DIRECTIONS: Extract, from the records beneath this instruction, each line that contains the word "label".

Data about app and page elements
*** Block opens ***
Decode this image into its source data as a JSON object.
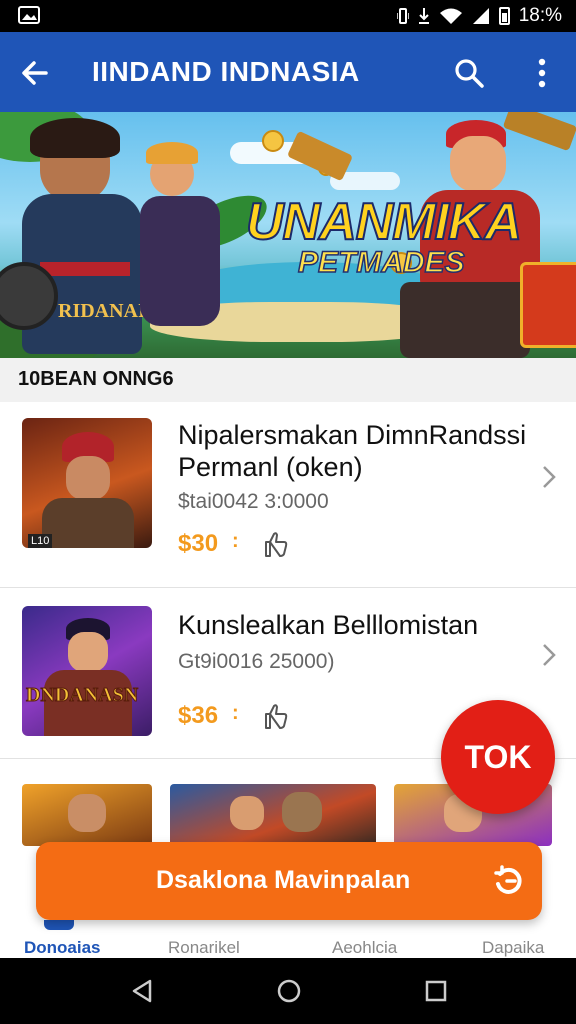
{
  "status_bar": {
    "time": "18:%",
    "icons": [
      "image-icon",
      "vibrate-icon",
      "download-icon",
      "wifi-icon",
      "signal-icon",
      "battery-icon"
    ]
  },
  "app_bar": {
    "title": "IINDAND INDNASIA",
    "icons": [
      "back-arrow-icon",
      "search-icon",
      "more-vert-icon"
    ]
  },
  "banner": {
    "title_line1": "UNANMIKA",
    "title_line2": "PETMADES",
    "shirt_text": "RIDANAIS"
  },
  "section": {
    "title": "10BEAN ONNG6"
  },
  "items": [
    {
      "name_line1": "Nipalersmakan DimnRandssi",
      "name_line2": "Permanl (oken)",
      "subtitle": "$tai0042 3:0000",
      "price": "$30",
      "thumb_badge": "L10"
    },
    {
      "name_line1": "Kunslealkan Belllomistan",
      "subtitle": "Gt9i0016 25000)",
      "price": "$36",
      "thumb_title": "DNDANASN"
    }
  ],
  "fab": {
    "label": "TOK"
  },
  "cta": {
    "label": "Dsaklona Mavinpalan"
  },
  "bottom_nav": [
    {
      "label": "Donoaias",
      "active": true
    },
    {
      "label": "Ronarikel",
      "active": false
    },
    {
      "label": "Aeohlcia",
      "active": false
    },
    {
      "label": "Dapaika",
      "active": false
    }
  ],
  "colors": {
    "primary": "#1f55b7",
    "price": "#f39a1e",
    "fab": "#e21f16",
    "cta": "#f46c14"
  }
}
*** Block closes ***
EXPECTED ANSWER:
    "label": "TOK"
    "label": "Dsaklona Mavinpalan"
      "label": "Donoaias",
      "label": "Ronarikel",
      "label": "Aeohlcia",
      "label": "Dapaika",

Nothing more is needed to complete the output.